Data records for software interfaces
····················

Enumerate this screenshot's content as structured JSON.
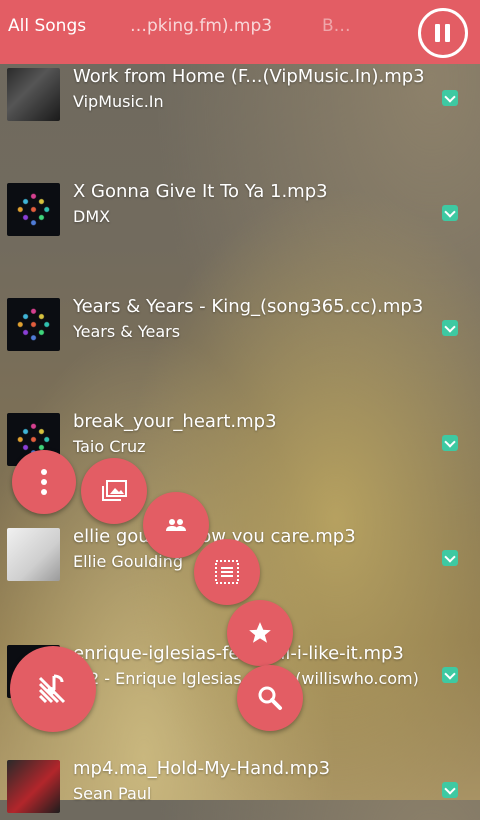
{
  "header": {
    "tabs": [
      {
        "label": "All Songs"
      },
      {
        "label": "…pking.fm).mp3"
      },
      {
        "label": "B…"
      }
    ]
  },
  "songs": [
    {
      "title": "Work from Home (F...(VipMusic.In).mp3",
      "artist": "VipMusic.In"
    },
    {
      "title": "X Gonna Give It To Ya 1.mp3",
      "artist": "DMX"
    },
    {
      "title": "Years & Years - King_(song365.cc).mp3",
      "artist": "Years & Years"
    },
    {
      "title": "break_your_heart.mp3",
      "artist": "Taio Cruz"
    },
    {
      "title": "ellie goul… know you care.mp3",
      "artist": "Ellie Goulding"
    },
    {
      "title": "enrique-iglesias-fe…bull-i-like-it.mp3",
      "artist": "…2 - Enrique Iglesias f…llis (williswho.com)"
    },
    {
      "title": "mp4.ma_Hold-My-Hand.mp3",
      "artist": "Sean Paul"
    }
  ],
  "accent_color": "#e35d64",
  "download_color": "#3ec9a2",
  "icons": {
    "pause": "pause-icon",
    "more": "more-vertical-icon",
    "gallery": "gallery-icon",
    "artists": "people-icon",
    "playlist": "playlist-icon",
    "favorites": "star-icon",
    "search": "search-icon",
    "menu_main": "music-menu-icon"
  }
}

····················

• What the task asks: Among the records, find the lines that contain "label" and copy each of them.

• Response to the exercise:
        "label": "All Songs"
        "label": "…pking.fm).mp3"
        "label": "B…"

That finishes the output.